EXERCISE → Would you please write out every record exactly?

SUPPLIED INFORMATION START

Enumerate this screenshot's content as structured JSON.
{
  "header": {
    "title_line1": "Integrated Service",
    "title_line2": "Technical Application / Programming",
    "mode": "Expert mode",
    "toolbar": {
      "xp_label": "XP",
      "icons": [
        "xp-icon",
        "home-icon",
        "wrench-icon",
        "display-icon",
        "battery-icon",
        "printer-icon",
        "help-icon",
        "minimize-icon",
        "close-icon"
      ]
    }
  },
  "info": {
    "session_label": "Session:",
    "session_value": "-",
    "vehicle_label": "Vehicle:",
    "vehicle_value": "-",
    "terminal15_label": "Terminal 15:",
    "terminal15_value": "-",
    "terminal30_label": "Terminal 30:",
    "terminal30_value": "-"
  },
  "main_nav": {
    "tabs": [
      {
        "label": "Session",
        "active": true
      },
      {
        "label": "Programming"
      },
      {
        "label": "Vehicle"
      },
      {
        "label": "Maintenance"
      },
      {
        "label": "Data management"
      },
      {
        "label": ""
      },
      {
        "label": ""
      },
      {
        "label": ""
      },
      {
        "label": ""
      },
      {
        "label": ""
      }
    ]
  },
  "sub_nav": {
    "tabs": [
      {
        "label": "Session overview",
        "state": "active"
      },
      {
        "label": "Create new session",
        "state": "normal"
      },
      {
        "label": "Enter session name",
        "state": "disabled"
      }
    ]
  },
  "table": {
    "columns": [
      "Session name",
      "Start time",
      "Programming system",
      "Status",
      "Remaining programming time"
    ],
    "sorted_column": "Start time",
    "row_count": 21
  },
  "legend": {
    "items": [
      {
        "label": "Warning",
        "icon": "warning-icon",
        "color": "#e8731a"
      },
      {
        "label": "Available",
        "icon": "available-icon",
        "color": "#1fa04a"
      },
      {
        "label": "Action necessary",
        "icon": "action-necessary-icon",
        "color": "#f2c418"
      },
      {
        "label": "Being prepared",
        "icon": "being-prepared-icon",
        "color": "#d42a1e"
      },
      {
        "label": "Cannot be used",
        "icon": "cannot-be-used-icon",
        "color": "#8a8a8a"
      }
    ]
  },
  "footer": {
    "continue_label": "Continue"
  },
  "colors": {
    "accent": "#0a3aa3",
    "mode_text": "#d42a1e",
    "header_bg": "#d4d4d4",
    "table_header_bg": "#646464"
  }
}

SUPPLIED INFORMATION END

WRITTEN ANSWER →
Enumerate this screenshot's content as structured JSON.
{
  "header": {
    "title_line1": "Integrated Service",
    "title_line2": "Technical Application / Programming",
    "mode": "Expert mode",
    "toolbar": {
      "xp_label": "XP",
      "icons": [
        "xp-icon",
        "home-icon",
        "wrench-icon",
        "display-icon",
        "battery-icon",
        "printer-icon",
        "help-icon",
        "minimize-icon",
        "close-icon"
      ]
    }
  },
  "info": {
    "session_label": "Session:",
    "session_value": "-",
    "vehicle_label": "Vehicle:",
    "vehicle_value": "-",
    "terminal15_label": "Terminal 15:",
    "terminal15_value": "-",
    "terminal30_label": "Terminal 30:",
    "terminal30_value": "-"
  },
  "main_nav": {
    "tabs": [
      {
        "label": "Session",
        "active": true
      },
      {
        "label": "Programming"
      },
      {
        "label": "Vehicle"
      },
      {
        "label": "Maintenance"
      },
      {
        "label": "Data management"
      },
      {
        "label": ""
      },
      {
        "label": ""
      },
      {
        "label": ""
      },
      {
        "label": ""
      },
      {
        "label": ""
      }
    ]
  },
  "sub_nav": {
    "tabs": [
      {
        "label": "Session overview",
        "state": "active"
      },
      {
        "label": "Create new session",
        "state": "normal"
      },
      {
        "label": "Enter session name",
        "state": "disabled"
      }
    ]
  },
  "table": {
    "columns": [
      "Session name",
      "Start time",
      "Programming system",
      "Status",
      "Remaining programming time"
    ],
    "sorted_column": "Start time",
    "row_count": 21
  },
  "legend": {
    "items": [
      {
        "label": "Warning",
        "icon": "warning-icon",
        "color": "#e8731a"
      },
      {
        "label": "Available",
        "icon": "available-icon",
        "color": "#1fa04a"
      },
      {
        "label": "Action necessary",
        "icon": "action-necessary-icon",
        "color": "#f2c418"
      },
      {
        "label": "Being prepared",
        "icon": "being-prepared-icon",
        "color": "#d42a1e"
      },
      {
        "label": "Cannot be used",
        "icon": "cannot-be-used-icon",
        "color": "#8a8a8a"
      }
    ]
  },
  "footer": {
    "continue_label": "Continue"
  },
  "colors": {
    "accent": "#0a3aa3",
    "mode_text": "#d42a1e",
    "header_bg": "#d4d4d4",
    "table_header_bg": "#646464"
  }
}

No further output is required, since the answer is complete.